The metaphor of the spiritual path as a game of chess reminded me of one of my favorite hasidic teachings that I learned from Rabbi Larry Kushner. It is called “The Three Rules of Checkers,” a similar metaphor pointing to some larger truths.
“The Three Rules of Checkers” goes like this:
- You cannot make two moves at once.
- You can only move forward, not backward.
- And once you reach the last row, you can move wherever you want.
While I remembered the “Three Rules of Checkers,” I could not remember in whose name Rabbi Kushner transmitted this teaching, or in which of his books it was found.
Do you know those 3:00 AM moments, when the answers you look for in the daylight suddenly appear in the dark? Well, I had one of those moments; wisely chose not to share it with my wife at that hour; and went to find the Kushner book that I had suddenly remembered.
It turns out that the three rules of checkers is attributed to Rabbi Nachum of Rizhyn, who, as it turns out, was none other than the uncle of Yitzhak Friedman – the name engraved on the gold coin named in the will of my great-grandfather.
To paraphrase a line from my favorite film: “Of all the rebbes, in all the shtetls, in all the world, he turns up in mine.”
Coincidence? Serendipity? Bashert? Part of the Divine Plan? Who knows?

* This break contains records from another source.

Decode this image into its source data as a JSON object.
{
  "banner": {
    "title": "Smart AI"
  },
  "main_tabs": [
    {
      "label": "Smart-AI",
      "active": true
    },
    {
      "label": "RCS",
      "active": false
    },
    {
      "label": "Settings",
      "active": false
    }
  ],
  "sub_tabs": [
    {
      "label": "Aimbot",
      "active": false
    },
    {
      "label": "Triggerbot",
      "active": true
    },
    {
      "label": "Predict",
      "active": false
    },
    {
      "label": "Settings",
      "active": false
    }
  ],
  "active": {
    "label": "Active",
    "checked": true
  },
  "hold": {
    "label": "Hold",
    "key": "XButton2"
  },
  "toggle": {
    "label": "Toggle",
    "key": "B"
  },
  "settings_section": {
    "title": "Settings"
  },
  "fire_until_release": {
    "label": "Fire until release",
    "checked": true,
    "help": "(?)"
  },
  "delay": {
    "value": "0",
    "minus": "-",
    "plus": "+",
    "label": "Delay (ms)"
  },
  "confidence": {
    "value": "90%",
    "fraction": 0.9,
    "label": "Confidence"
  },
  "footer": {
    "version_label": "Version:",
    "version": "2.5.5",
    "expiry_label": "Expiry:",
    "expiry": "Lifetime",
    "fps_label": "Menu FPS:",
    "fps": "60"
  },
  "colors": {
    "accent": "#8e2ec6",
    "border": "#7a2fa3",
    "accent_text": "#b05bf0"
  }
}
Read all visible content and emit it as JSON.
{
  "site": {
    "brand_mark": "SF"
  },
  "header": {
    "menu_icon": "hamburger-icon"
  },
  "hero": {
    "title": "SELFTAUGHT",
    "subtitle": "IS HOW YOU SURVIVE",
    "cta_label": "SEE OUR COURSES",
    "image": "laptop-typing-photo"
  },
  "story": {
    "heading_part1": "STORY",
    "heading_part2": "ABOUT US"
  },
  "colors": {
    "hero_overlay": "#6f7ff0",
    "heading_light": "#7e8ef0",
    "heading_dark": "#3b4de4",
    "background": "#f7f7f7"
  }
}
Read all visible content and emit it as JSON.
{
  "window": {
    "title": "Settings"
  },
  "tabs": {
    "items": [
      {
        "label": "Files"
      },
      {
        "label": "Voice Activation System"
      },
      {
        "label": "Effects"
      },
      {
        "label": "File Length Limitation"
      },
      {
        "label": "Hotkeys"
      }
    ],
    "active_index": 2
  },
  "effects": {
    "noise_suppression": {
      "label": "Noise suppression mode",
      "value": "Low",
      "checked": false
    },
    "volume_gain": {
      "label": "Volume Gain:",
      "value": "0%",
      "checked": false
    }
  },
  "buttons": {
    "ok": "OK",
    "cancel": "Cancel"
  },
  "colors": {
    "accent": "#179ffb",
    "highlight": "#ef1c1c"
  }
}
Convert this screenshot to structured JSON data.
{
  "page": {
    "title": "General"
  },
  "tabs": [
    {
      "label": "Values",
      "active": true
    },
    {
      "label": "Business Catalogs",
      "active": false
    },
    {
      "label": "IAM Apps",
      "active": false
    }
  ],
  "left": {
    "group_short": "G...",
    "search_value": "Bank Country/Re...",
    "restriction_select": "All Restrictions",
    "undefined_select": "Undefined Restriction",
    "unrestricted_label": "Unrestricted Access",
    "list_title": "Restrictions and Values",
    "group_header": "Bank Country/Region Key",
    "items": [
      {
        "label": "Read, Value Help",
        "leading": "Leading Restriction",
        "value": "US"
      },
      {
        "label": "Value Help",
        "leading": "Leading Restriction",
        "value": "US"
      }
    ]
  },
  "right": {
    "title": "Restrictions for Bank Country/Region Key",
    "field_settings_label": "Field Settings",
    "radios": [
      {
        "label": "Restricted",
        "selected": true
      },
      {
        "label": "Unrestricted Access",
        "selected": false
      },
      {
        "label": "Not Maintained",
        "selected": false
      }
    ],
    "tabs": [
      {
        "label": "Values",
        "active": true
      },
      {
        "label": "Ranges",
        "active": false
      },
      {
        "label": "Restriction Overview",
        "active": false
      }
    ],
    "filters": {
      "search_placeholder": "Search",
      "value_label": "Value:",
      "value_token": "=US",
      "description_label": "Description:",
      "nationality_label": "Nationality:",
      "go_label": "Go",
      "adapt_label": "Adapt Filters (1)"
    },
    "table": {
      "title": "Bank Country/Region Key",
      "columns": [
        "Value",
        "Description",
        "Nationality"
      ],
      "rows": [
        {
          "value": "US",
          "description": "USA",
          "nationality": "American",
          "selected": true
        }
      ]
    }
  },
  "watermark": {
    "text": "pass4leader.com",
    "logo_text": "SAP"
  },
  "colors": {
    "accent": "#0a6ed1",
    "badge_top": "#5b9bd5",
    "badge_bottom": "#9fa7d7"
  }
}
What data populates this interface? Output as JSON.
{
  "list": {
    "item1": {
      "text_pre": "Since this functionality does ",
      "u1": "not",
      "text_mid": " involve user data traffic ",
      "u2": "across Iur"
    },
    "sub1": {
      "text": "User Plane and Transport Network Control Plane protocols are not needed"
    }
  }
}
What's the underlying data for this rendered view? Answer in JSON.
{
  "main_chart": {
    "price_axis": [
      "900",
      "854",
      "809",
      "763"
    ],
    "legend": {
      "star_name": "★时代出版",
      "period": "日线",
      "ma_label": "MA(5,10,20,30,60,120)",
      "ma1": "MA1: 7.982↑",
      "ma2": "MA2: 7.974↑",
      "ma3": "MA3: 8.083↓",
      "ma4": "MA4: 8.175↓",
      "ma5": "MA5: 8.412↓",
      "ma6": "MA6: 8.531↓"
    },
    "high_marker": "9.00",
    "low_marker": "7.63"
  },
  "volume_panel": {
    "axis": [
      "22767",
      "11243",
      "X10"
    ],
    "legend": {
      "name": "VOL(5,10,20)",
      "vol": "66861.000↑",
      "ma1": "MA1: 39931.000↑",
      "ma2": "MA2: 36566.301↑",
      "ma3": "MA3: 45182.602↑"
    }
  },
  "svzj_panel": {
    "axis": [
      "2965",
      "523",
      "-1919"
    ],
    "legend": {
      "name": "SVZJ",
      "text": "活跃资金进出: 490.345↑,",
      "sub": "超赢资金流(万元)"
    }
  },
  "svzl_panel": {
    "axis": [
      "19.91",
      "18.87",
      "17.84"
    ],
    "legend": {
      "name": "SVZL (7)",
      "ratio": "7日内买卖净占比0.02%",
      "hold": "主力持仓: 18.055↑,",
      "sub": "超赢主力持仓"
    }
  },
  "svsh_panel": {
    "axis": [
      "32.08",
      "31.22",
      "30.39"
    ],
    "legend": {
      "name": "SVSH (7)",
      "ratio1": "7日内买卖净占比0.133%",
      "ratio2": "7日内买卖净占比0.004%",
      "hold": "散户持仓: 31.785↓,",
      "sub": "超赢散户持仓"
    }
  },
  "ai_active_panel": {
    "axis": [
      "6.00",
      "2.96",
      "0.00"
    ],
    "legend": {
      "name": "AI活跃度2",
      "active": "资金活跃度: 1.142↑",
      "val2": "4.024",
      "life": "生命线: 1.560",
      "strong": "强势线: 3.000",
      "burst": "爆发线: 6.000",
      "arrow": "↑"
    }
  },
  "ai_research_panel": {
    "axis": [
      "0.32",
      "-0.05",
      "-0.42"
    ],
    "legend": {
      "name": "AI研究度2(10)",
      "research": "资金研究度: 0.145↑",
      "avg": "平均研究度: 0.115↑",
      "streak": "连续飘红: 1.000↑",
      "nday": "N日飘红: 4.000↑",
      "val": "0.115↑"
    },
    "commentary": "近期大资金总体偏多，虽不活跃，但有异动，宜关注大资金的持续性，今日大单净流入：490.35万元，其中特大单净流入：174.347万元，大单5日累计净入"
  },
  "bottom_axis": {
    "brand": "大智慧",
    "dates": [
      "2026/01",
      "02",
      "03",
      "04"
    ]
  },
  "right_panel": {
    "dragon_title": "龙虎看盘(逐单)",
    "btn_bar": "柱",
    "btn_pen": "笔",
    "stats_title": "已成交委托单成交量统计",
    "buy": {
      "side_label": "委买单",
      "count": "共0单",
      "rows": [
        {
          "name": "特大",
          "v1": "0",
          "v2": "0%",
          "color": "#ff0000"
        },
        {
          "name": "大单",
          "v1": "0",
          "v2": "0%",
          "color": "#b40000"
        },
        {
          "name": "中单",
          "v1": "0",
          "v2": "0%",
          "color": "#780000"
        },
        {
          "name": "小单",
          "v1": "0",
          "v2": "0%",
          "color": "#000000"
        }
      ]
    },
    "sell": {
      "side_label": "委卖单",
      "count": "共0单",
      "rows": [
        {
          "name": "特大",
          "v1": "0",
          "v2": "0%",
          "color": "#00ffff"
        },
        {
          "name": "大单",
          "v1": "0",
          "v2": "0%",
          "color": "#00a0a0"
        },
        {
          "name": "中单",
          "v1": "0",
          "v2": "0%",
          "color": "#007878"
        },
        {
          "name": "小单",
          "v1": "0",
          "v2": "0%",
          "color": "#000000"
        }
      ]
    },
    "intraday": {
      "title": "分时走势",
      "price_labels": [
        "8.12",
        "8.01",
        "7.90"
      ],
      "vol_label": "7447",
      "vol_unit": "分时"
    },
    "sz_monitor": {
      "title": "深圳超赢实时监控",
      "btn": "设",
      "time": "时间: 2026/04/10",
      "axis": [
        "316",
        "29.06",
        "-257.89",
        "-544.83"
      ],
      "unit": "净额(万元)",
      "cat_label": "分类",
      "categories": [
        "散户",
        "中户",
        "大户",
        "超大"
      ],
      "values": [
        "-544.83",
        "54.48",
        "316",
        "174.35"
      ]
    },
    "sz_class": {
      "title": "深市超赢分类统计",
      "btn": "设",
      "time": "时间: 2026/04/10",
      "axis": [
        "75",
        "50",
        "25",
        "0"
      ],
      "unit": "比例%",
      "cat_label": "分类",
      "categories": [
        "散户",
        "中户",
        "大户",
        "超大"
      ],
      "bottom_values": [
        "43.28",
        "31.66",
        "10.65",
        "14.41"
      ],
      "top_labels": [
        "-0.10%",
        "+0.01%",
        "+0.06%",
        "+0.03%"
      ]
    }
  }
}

But somewhere I suspect the Boyaner Rebbe and my great-grandfather Ze’ev Wolf are sharing a schnapps in celebration of how, four generations later, the legacy of a hasidic gold coin was finally revealed.